● **Task item**
For every entry below, retype it exactly as it reads.

(Page and application data records)

────────

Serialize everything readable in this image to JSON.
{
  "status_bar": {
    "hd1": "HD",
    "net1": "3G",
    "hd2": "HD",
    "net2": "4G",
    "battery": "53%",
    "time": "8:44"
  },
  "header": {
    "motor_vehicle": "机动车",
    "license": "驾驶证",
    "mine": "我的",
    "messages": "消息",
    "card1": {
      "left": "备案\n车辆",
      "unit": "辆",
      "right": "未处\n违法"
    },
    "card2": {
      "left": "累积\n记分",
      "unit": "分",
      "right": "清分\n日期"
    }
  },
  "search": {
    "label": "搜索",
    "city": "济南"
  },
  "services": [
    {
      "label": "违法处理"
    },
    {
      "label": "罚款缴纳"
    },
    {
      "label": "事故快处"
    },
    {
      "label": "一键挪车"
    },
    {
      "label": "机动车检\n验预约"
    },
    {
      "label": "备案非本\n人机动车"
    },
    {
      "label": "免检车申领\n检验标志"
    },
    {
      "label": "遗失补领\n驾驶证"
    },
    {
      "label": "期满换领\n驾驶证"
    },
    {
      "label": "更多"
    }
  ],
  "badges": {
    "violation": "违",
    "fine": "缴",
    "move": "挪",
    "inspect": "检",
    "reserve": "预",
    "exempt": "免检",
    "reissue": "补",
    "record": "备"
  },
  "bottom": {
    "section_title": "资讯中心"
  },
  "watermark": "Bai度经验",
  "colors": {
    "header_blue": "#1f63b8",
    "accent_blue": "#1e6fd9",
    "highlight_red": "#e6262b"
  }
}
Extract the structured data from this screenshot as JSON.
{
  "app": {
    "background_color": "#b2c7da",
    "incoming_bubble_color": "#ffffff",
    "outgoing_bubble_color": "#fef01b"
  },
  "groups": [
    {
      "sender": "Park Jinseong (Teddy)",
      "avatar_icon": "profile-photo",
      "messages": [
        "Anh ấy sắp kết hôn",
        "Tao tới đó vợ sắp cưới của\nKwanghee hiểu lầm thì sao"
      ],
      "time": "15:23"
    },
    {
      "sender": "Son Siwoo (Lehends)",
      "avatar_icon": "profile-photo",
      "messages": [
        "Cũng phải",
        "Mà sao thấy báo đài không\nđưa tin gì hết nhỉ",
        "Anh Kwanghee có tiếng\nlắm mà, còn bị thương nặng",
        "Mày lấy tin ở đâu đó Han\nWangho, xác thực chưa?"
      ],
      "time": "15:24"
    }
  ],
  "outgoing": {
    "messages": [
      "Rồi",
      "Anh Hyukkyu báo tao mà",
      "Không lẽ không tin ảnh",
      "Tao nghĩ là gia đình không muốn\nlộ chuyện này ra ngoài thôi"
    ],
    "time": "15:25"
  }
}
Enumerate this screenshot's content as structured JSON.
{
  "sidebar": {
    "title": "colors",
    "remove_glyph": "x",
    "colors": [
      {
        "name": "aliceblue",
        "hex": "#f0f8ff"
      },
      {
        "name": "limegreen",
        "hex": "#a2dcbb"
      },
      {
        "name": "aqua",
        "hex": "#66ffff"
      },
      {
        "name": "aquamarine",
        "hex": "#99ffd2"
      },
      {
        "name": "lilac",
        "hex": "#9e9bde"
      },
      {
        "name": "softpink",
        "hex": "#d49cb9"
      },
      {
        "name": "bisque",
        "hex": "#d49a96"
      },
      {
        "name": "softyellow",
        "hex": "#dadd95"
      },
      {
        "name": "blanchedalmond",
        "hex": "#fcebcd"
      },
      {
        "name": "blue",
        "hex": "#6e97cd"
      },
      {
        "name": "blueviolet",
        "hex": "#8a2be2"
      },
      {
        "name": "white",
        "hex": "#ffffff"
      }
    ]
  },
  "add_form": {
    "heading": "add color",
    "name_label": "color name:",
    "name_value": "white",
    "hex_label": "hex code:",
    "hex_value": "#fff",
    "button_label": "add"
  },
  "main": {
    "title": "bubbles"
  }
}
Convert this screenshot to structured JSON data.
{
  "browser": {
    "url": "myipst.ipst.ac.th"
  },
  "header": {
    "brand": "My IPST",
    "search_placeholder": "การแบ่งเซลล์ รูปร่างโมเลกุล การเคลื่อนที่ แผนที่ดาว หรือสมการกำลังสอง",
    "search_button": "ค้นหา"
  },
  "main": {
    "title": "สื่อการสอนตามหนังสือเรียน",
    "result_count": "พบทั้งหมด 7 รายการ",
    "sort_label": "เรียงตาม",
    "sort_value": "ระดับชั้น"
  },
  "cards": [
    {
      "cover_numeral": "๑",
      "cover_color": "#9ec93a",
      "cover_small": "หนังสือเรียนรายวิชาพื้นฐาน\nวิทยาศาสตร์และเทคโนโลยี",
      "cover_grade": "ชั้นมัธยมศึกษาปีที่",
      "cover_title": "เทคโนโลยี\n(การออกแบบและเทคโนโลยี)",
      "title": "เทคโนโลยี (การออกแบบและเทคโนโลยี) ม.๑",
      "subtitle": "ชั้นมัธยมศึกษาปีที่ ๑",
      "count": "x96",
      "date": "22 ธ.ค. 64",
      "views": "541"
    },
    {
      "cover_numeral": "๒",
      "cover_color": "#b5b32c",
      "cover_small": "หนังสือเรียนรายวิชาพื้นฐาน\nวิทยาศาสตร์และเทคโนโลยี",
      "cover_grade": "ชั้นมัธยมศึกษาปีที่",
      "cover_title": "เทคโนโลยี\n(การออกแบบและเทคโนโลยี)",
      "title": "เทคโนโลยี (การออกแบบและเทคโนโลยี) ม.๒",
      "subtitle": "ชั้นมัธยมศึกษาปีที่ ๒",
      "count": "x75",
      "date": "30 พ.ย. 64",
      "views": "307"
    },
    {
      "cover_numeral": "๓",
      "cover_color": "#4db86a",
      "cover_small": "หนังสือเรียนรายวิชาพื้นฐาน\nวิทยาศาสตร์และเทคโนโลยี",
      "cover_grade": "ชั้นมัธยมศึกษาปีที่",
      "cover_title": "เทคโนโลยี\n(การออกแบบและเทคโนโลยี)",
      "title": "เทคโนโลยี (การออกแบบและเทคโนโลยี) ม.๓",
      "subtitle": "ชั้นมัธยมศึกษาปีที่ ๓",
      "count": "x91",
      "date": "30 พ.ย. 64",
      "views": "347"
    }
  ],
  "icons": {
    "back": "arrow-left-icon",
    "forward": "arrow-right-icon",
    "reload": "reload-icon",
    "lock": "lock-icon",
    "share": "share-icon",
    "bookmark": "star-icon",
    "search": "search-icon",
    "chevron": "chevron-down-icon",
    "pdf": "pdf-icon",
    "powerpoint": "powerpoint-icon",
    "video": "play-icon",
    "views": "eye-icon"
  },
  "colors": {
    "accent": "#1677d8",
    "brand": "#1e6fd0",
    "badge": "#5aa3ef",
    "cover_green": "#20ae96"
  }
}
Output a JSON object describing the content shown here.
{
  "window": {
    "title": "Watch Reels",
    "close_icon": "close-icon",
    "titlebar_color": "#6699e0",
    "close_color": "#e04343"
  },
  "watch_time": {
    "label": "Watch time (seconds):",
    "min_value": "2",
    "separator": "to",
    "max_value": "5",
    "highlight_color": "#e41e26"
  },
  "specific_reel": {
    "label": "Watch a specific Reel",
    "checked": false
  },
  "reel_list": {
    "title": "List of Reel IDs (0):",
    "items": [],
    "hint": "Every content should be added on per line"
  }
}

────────

● **Answer below**
Serialize everything readable in this image to JSON.
{
  "status_bar": {
    "hd1": "HD",
    "net1": "3G",
    "hd2": "HD",
    "net2": "4G",
    "battery": "53%",
    "time": "8:44"
  },
  "header": {
    "motor_vehicle": "机动车",
    "license": "驾驶证",
    "mine": "我的",
    "messages": "消息",
    "card1": {
      "left": "备案\n车辆",
      "unit": "辆",
      "right": "未处\n违法"
    },
    "card2": {
      "left": "累积\n记分",
      "unit": "分",
      "right": "清分\n日期"
    }
  },
  "search": {
    "label": "搜索",
    "city": "济南"
  },
  "services": [
    {
      "label": "违法处理"
    },
    {
      "label": "罚款缴纳"
    },
    {
      "label": "事故快处"
    },
    {
      "label": "一键挪车"
    },
    {
      "label": "机动车检\n验预约"
    },
    {
      "label": "备案非本\n人机动车"
    },
    {
      "label": "免检车申领\n检验标志"
    },
    {
      "label": "遗失补领\n驾驶证"
    },
    {
      "label": "期满换领\n驾驶证"
    },
    {
      "label": "更多"
    }
  ],
  "badges": {
    "violation": "违",
    "fine": "缴",
    "move": "挪",
    "inspect": "检",
    "reserve": "预",
    "exempt": "免检",
    "reissue": "补",
    "record": "备"
  },
  "bottom": {
    "section_title": "资讯中心"
  },
  "watermark": "Bai度经验",
  "colors": {
    "header_blue": "#1f63b8",
    "accent_blue": "#1e6fd9",
    "highlight_red": "#e6262b"
  }
}
Extract the structured data from this screenshot as JSON.
{
  "app": {
    "background_color": "#b2c7da",
    "incoming_bubble_color": "#ffffff",
    "outgoing_bubble_color": "#fef01b"
  },
  "groups": [
    {
      "sender": "Park Jinseong (Teddy)",
      "avatar_icon": "profile-photo",
      "messages": [
        "Anh ấy sắp kết hôn",
        "Tao tới đó vợ sắp cưới của\nKwanghee hiểu lầm thì sao"
      ],
      "time": "15:23"
    },
    {
      "sender": "Son Siwoo (Lehends)",
      "avatar_icon": "profile-photo",
      "messages": [
        "Cũng phải",
        "Mà sao thấy báo đài không\nđưa tin gì hết nhỉ",
        "Anh Kwanghee có tiếng\nlắm mà, còn bị thương nặng",
        "Mày lấy tin ở đâu đó Han\nWangho, xác thực chưa?"
      ],
      "time": "15:24"
    }
  ],
  "outgoing": {
    "messages": [
      "Rồi",
      "Anh Hyukkyu báo tao mà",
      "Không lẽ không tin ảnh",
      "Tao nghĩ là gia đình không muốn\nlộ chuyện này ra ngoài thôi"
    ],
    "time": "15:25"
  }
}
Enumerate this screenshot's content as structured JSON.
{
  "sidebar": {
    "title": "colors",
    "remove_glyph": "x",
    "colors": [
      {
        "name": "aliceblue",
        "hex": "#f0f8ff"
      },
      {
        "name": "limegreen",
        "hex": "#a2dcbb"
      },
      {
        "name": "aqua",
        "hex": "#66ffff"
      },
      {
        "name": "aquamarine",
        "hex": "#99ffd2"
      },
      {
        "name": "lilac",
        "hex": "#9e9bde"
      },
      {
        "name": "softpink",
        "hex": "#d49cb9"
      },
      {
        "name": "bisque",
        "hex": "#d49a96"
      },
      {
        "name": "softyellow",
        "hex": "#dadd95"
      },
      {
        "name": "blanchedalmond",
        "hex": "#fcebcd"
      },
      {
        "name": "blue",
        "hex": "#6e97cd"
      },
      {
        "name": "blueviolet",
        "hex": "#8a2be2"
      },
      {
        "name": "white",
        "hex": "#ffffff"
      }
    ]
  },
  "add_form": {
    "heading": "add color",
    "name_label": "color name:",
    "name_value": "white",
    "hex_label": "hex code:",
    "hex_value": "#fff",
    "button_label": "add"
  },
  "main": {
    "title": "bubbles"
  }
}
Convert this screenshot to structured JSON data.
{
  "browser": {
    "url": "myipst.ipst.ac.th"
  },
  "header": {
    "brand": "My IPST",
    "search_placeholder": "การแบ่งเซลล์ รูปร่างโมเลกุล การเคลื่อนที่ แผนที่ดาว หรือสมการกำลังสอง",
    "search_button": "ค้นหา"
  },
  "main": {
    "title": "สื่อการสอนตามหนังสือเรียน",
    "result_count": "พบทั้งหมด 7 รายการ",
    "sort_label": "เรียงตาม",
    "sort_value": "ระดับชั้น"
  },
  "cards": [
    {
      "cover_numeral": "๑",
      "cover_color": "#9ec93a",
      "cover_small": "หนังสือเรียนรายวิชาพื้นฐาน\nวิทยาศาสตร์และเทคโนโลยี",
      "cover_grade": "ชั้นมัธยมศึกษาปีที่",
      "cover_title": "เทคโนโลยี\n(การออกแบบและเทคโนโลยี)",
      "title": "เทคโนโลยี (การออกแบบและเทคโนโลยี) ม.๑",
      "subtitle": "ชั้นมัธยมศึกษาปีที่ ๑",
      "count": "x96",
      "date": "22 ธ.ค. 64",
      "views": "541"
    },
    {
      "cover_numeral": "๒",
      "cover_color": "#b5b32c",
      "cover_small": "หนังสือเรียนรายวิชาพื้นฐาน\nวิทยาศาสตร์และเทคโนโลยี",
      "cover_grade": "ชั้นมัธยมศึกษาปีที่",
      "cover_title": "เทคโนโลยี\n(การออกแบบและเทคโนโลยี)",
      "title": "เทคโนโลยี (การออกแบบและเทคโนโลยี) ม.๒",
      "subtitle": "ชั้นมัธยมศึกษาปีที่ ๒",
      "count": "x75",
      "date": "30 พ.ย. 64",
      "views": "307"
    },
    {
      "cover_numeral": "๓",
      "cover_color": "#4db86a",
      "cover_small": "หนังสือเรียนรายวิชาพื้นฐาน\nวิทยาศาสตร์และเทคโนโลยี",
      "cover_grade": "ชั้นมัธยมศึกษาปีที่",
      "cover_title": "เทคโนโลยี\n(การออกแบบและเทคโนโลยี)",
      "title": "เทคโนโลยี (การออกแบบและเทคโนโลยี) ม.๓",
      "subtitle": "ชั้นมัธยมศึกษาปีที่ ๓",
      "count": "x91",
      "date": "30 พ.ย. 64",
      "views": "347"
    }
  ],
  "icons": {
    "back": "arrow-left-icon",
    "forward": "arrow-right-icon",
    "reload": "reload-icon",
    "lock": "lock-icon",
    "share": "share-icon",
    "bookmark": "star-icon",
    "search": "search-icon",
    "chevron": "chevron-down-icon",
    "pdf": "pdf-icon",
    "powerpoint": "powerpoint-icon",
    "video": "play-icon",
    "views": "eye-icon"
  },
  "colors": {
    "accent": "#1677d8",
    "brand": "#1e6fd0",
    "badge": "#5aa3ef",
    "cover_green": "#20ae96"
  }
}
Output a JSON object describing the content shown here.
{
  "window": {
    "title": "Watch Reels",
    "close_icon": "close-icon",
    "titlebar_color": "#6699e0",
    "close_color": "#e04343"
  },
  "watch_time": {
    "label": "Watch time (seconds):",
    "min_value": "2",
    "separator": "to",
    "max_value": "5",
    "highlight_color": "#e41e26"
  },
  "specific_reel": {
    "label": "Watch a specific Reel",
    "checked": false
  },
  "reel_list": {
    "title": "List of Reel IDs (0):",
    "items": [],
    "hint": "Every content should be added on per line"
  }
}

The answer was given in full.